THE RECORDS:
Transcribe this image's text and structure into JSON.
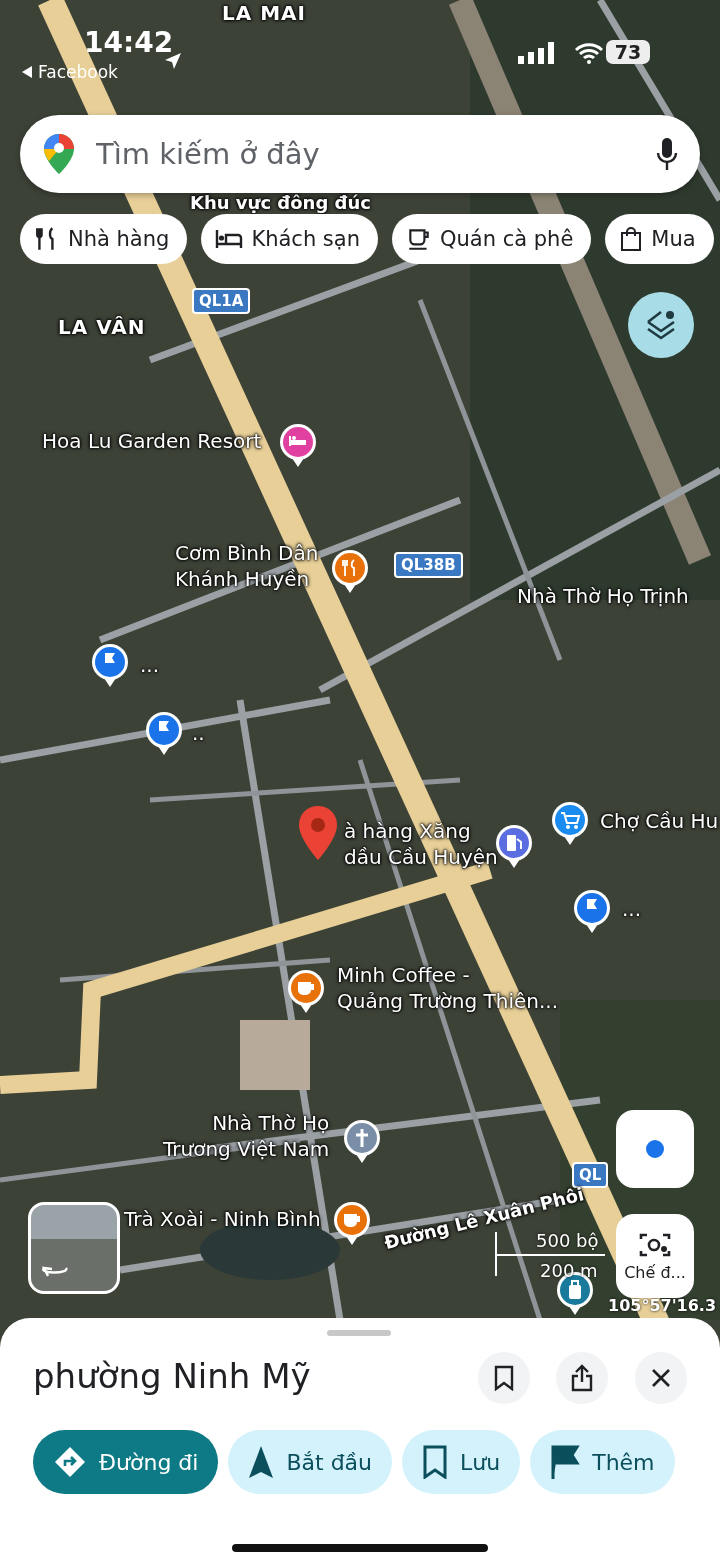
{
  "status_bar": {
    "time": "14:42",
    "back_app": "Facebook",
    "battery": "73"
  },
  "search": {
    "placeholder": "Tìm kiếm ở đây"
  },
  "chips": [
    {
      "label": "Nhà hàng",
      "kind": "restaurant"
    },
    {
      "label": "Khách sạn",
      "kind": "hotel"
    },
    {
      "label": "Quán cà phê",
      "kind": "cafe"
    },
    {
      "label": "Mua",
      "kind": "shopping"
    }
  ],
  "map": {
    "places": [
      {
        "name": "LA MAI",
        "kind": "area"
      },
      {
        "name": "LA VÂN",
        "kind": "area"
      },
      {
        "name": "Khu vực đông đúc",
        "kind": "busy"
      },
      {
        "name": "QL1A",
        "kind": "shield"
      },
      {
        "name": "QL38B",
        "kind": "shield"
      },
      {
        "name": "QL",
        "kind": "shield"
      },
      {
        "name": "Hoa Lu Garden Resort",
        "kind": "hotel",
        "color": "#e040a0"
      },
      {
        "name": "Cơm Bình Dân\nKhánh Huyền",
        "kind": "restaurant",
        "color": "#e8710a"
      },
      {
        "name": "Nhà Thờ Họ Trịnh",
        "kind": "label"
      },
      {
        "name": "...",
        "kind": "flag",
        "color": "#1a73e8"
      },
      {
        "name": "..",
        "kind": "flag",
        "color": "#1a73e8"
      },
      {
        "name": "à hàng Xăng\ndầu Cầu Huyện",
        "kind": "selected",
        "color": "#ea4335"
      },
      {
        "kind": "fuel",
        "color": "#5b6ee1"
      },
      {
        "name": "Chợ Cầu Hu",
        "kind": "shop",
        "color": "#1a8cf0"
      },
      {
        "name": "...",
        "kind": "flag",
        "color": "#1a73e8"
      },
      {
        "name": "Minh Coffee -\nQuảng Trường Thiên...",
        "kind": "cafe",
        "color": "#e8710a"
      },
      {
        "name": "Nhà Thờ Họ\nTrương Việt Nam",
        "kind": "church",
        "color": "#7a8ea8"
      },
      {
        "name": "Trà Xoài - Ninh Bình",
        "kind": "cafe",
        "color": "#e8710a"
      },
      {
        "kind": "luggage",
        "color": "#1a7a9c"
      },
      {
        "name": "Đường Lê Xuân Phôi",
        "kind": "street"
      }
    ],
    "scale": {
      "imperial": "500 bộ",
      "metric": "200 m"
    },
    "coordinates": "105°57'16.3",
    "camera_button": "Chế đ..."
  },
  "sheet": {
    "title": "phường Ninh Mỹ",
    "actions": [
      {
        "label": "Đường đi",
        "kind": "directions",
        "primary": true
      },
      {
        "label": "Bắt đầu",
        "kind": "start",
        "primary": false
      },
      {
        "label": "Lưu",
        "kind": "save",
        "primary": false
      },
      {
        "label": "Thêm",
        "kind": "add",
        "primary": false
      }
    ]
  }
}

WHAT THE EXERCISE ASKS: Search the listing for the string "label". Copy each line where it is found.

FINISHED TASK:
      "label": "Nhà hàng",
      "label": "Khách sạn",
      "label": "Quán cà phê",
      "label": "Mua",
        "kind": "label"
        "label": "Đường đi",
        "label": "Bắt đầu",
        "label": "Lưu",
        "label": "Thêm",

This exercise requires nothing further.